I’m reading Andrew Pettigree’s fascinating book, The Invention of News: How the world came to know about itself. In the early days of newsprint, many felt that only people who actually needed to know about foreign wars and suchlike — merchants, statesmen — would profit from reading news.
It was only at the very end of the seventeenth century that a German author would join the debate with an unambiguous statement in favour of reading newspapers. Kaspar Stieler’s Zeitungs Lust und Nutz (The Pleasure and Utility of Newspapers) was a ringing endorsement of the right to follow the news:
We who live in this world, must know the present world; we get no help here from Alexander, Caesar or Mohammed if we wish to be wise. Whoever seeks this wisdom and wishes to partake in society must follow the papers: must read and understand them.
I was struck by the way Steiler lists Mohammed alongside Alexander and Caesar. These seem an odd trio. Are we talking about Mohammed the prophet, or Mohammed the war leader? The company he’s keeping in this excerpt imply the latter.
How did Europeans of the age view Mohammed? Was he seen as a dispenser of wisdom? A false prophet? Or merely a secular conqueror, like Alexander? And, if as a conqueror, was he respected and admired, seen as a great leader, as Alexander was?

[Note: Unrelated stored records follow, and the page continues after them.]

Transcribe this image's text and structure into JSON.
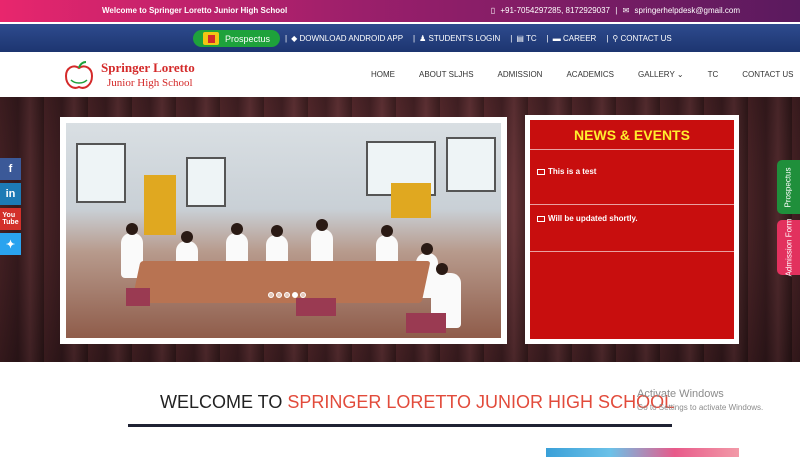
{
  "topbar": {
    "welcome": "Welcome to Springer Loretto Junior High School",
    "phone": "+91-7054297285, 8172929037",
    "email": "springerhelpdesk@gmail.com"
  },
  "linkbar": {
    "prospectus": "Prospectus",
    "links": [
      "DOWNLOAD ANDROID APP",
      "STUDENT'S LOGIN",
      "TC",
      "CAREER",
      "CONTACT US"
    ]
  },
  "logo": {
    "line1": "Springer Loretto",
    "line2": "Junior High School"
  },
  "menu": [
    "HOME",
    "ABOUT SLJHS",
    "ADMISSION",
    "ACADEMICS",
    "GALLERY",
    "TC",
    "CONTACT US"
  ],
  "news": {
    "title": "NEWS & EVENTS",
    "items": [
      "This is a test",
      "Will be updated shortly."
    ]
  },
  "social": [
    "facebook-icon",
    "linkedin-icon",
    "youtube-icon",
    "twitter-icon"
  ],
  "side_tabs": {
    "prospectus": "Prospectus",
    "admission": "Admission Form"
  },
  "welcome": {
    "prefix": "WELCOME TO ",
    "highlight": "SPRINGER LORETTO JUNIOR HIGH SCHOOL"
  },
  "activate": {
    "title": "Activate Windows",
    "subtitle": "Go to Settings to activate Windows."
  },
  "colors": {
    "accent_red": "#c80e0e",
    "nav_blue": "#1d3570",
    "news_title": "#ffee2e",
    "highlight": "#e24b3b"
  }
}
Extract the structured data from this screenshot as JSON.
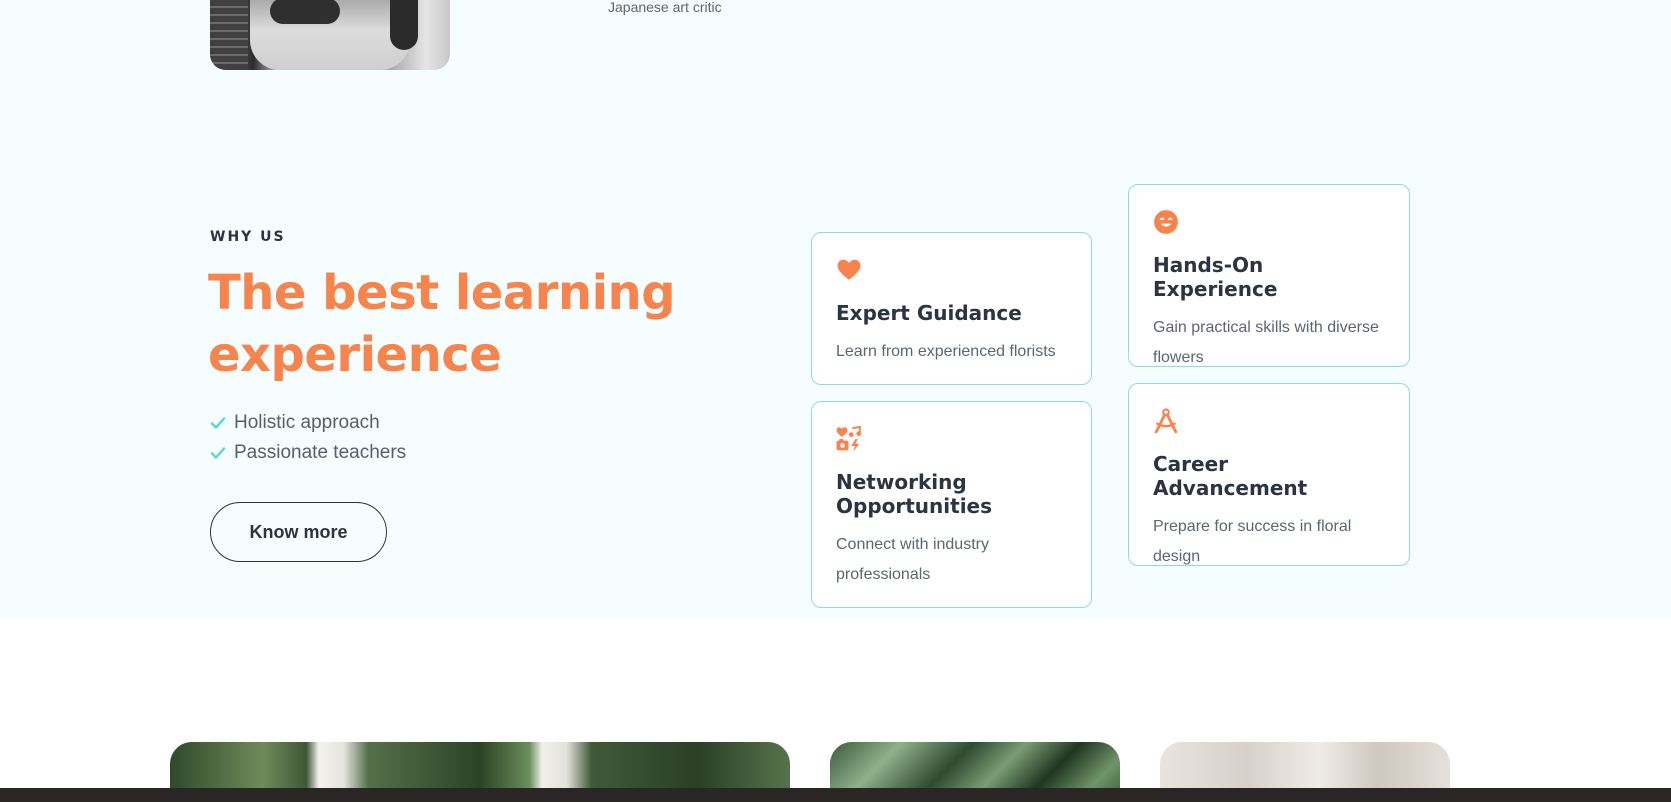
{
  "testimonial": {
    "caption": "Japanese art critic"
  },
  "why_us": {
    "eyebrow": "WHY US",
    "headline": "The best learning experience",
    "checklist": [
      "Holistic approach",
      "Passionate teachers"
    ],
    "cta_label": "Know more"
  },
  "cards": [
    {
      "icon": "heart-icon",
      "title": "Expert Guidance",
      "description": "Learn from experienced florists"
    },
    {
      "icon": "smile-icon",
      "title": "Hands-On Experience",
      "description": "Gain practical skills with diverse flowers"
    },
    {
      "icon": "networking-icon",
      "title": "Networking Opportunities",
      "description": "Connect with industry professionals"
    },
    {
      "icon": "compass-drafting-icon",
      "title": "Career Advancement",
      "description": "Prepare for success in floral design"
    }
  ],
  "colors": {
    "accent": "#f7844d",
    "check": "#5fd3cf",
    "card_border": "#8fdce0",
    "section_bg": "#f5fdfe",
    "text_dark": "#2b3440"
  }
}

When Europeans thought of Mohammed, did they think of Islamic power, Jerusalem and the Crusades, the Ottomans, Moorish Spain? Or did they think of Mohammed the man, in his own time, unconnected to contemporary Muslims?
Kaspar Stieler, Zeitungs Lust und Nutz (Hamburg: Schiller, 1695), quoted Groth, Geschichte, p. 19.